Up and down Brandon Boulevard Sunday afternoon were nothing but closed businesses.

With Jeanne sporadically knocking out power along the city's main thoroughfare, a lot of the places didn't have a choice. Others appeared to have electricity but had opted to give up on the day.

And then there was Chuck E. Cheese's. Yes, the longtime high-tech play pen was up and running shortly after the storm's heaviest winds had subsided. I figured a parade of screaming 5-year-olds and their overzealous parents must have threatened to burn the place down if it didn't open for that special birthday party.

But one of the managers explained it was open simply because it could be open. The parties were canceled, thankfully, but plenty of parents and kids found their way to Chuck's to either get pizza or get away.

"We knew there would be a lot of people with cabin fever," said the manager, who didn't want to violate corporate policy by giving his name. "There were a lot of people coming in and a lot of people with to-go orders."

Further down the street, a line of cars wrapped around Wendy's. I was out trying to find charcoal and lighter fluid for the handy-dandy grill, but hey, if there was a place serving burgers, why bother with the hassle?

So I joined the queue and waited. And waited. Finally, I got to the window, but there was no greeting. The board was unlit, and I began to realize it really wasn't open. I rolled around to the pickup window and sure enough, there was a big sign with the word CLOSED scribbled in black marker.

I guess it was a case of wishful thinking.

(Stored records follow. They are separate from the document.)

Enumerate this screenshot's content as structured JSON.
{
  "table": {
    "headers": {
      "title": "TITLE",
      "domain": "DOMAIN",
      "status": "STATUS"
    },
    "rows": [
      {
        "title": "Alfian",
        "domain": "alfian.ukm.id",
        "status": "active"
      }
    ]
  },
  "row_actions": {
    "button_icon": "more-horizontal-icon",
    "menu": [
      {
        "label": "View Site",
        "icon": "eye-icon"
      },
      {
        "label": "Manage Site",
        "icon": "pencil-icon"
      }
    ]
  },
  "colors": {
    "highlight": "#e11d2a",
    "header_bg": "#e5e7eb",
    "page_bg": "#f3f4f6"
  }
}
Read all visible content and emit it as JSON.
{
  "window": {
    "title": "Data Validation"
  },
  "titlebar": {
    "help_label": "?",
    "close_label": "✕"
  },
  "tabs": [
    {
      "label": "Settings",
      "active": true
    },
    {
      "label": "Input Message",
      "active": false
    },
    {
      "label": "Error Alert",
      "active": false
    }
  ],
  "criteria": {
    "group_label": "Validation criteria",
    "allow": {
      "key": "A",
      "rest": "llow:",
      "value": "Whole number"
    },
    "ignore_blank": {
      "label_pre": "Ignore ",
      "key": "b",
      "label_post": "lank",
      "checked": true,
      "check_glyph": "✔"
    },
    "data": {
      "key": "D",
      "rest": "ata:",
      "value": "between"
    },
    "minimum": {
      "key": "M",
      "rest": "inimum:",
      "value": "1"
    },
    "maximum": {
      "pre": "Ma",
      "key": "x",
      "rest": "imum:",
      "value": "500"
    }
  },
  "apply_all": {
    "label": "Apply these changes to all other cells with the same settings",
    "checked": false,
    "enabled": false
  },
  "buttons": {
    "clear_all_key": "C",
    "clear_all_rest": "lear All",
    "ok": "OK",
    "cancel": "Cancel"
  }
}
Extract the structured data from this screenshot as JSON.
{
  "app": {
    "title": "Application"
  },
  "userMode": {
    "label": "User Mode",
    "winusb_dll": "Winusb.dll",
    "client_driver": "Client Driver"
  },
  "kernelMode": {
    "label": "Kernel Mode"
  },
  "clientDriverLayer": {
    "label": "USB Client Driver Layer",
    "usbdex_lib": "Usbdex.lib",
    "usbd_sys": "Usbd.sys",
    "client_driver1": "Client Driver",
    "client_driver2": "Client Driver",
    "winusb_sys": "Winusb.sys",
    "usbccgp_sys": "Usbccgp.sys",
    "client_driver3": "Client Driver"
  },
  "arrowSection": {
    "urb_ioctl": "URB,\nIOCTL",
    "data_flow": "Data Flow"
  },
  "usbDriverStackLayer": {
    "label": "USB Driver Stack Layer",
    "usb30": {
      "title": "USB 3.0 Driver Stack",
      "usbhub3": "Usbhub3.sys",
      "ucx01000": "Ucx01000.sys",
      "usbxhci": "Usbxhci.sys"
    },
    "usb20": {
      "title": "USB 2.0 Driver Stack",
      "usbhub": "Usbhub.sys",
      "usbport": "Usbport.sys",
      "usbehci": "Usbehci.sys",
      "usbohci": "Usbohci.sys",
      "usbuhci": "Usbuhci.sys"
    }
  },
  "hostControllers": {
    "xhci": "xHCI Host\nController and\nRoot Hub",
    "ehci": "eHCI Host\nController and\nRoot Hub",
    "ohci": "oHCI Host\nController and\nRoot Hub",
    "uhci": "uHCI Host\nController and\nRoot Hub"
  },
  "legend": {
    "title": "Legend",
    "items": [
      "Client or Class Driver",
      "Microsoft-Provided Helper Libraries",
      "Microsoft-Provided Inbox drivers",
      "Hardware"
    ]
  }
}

One or two misguided souls pulled up to the window, and everyone else just followed. It was like that bumper sticker: Don't follow me. I'm lost too.

This went on for at least an hour.

The Checker's on Dr. Martin Luther King Jr. Boulevard in Seffner was open, and cars in the double drive-through line backed up onto a side street. Manager Von Vorasane said he opened at 4:15 p.m. and did $6,000 worth of business before closing at 11:15 p.m. That's twice as much as a normal day.

Meanwhile, Times reporter Dong-Phuong Nguyen spotted an open Taco Bell on Bruce B. Downs Boulevard in New Tampa. Customers sloshed through inch-deep water at the door and across a sodden rug to wait at least 45 minutes for burritos and chalupas. Some were ordering as much as possible from the menu to stock up at home.

Many said they were just sick of being home, sick of storms.

When a place opens so soon after a storm (or during the actual hurricane), the initial thought is that the business must be desperate for money.

But really, there should be a degree of respect and appreciation. No, you don't want some crazed boss making his employees brave danger just to make a few bucks, but if folks willingly come to work, I prefer to think of it as a gesture of goodwill instead of profiteering.

"I knew a lot of people were without power, and I had a lot of friends who were without power," said Vorasane, the Checker's manager. "The last time, we had a lot of people come up early Monday wanting to know when we're going to open, so I took the initiative."

Bring me your tired, your frustrated, your hungry, your screaming kids yearning to play video games. I say kudos to Chuck E. Cheese's, Checker's and other such places for carrying the torch on a dreary day.

Chances are some people wanted to work because it took their minds off the hurricane.

In fact, I think there are two kinds of people during hurricanes: those who believe idle hands are the devil's workshop and those who say if that's the case, sign me up for a 12-hour course with the devil.

Me? Well put it this way: While my wife scrubbed the bathroom spotless, I thought to myself, "Wow, this Checker's burger is really good."

That's all I'm saying.

Ernest Hooper can be reached at (813) 226-3406 or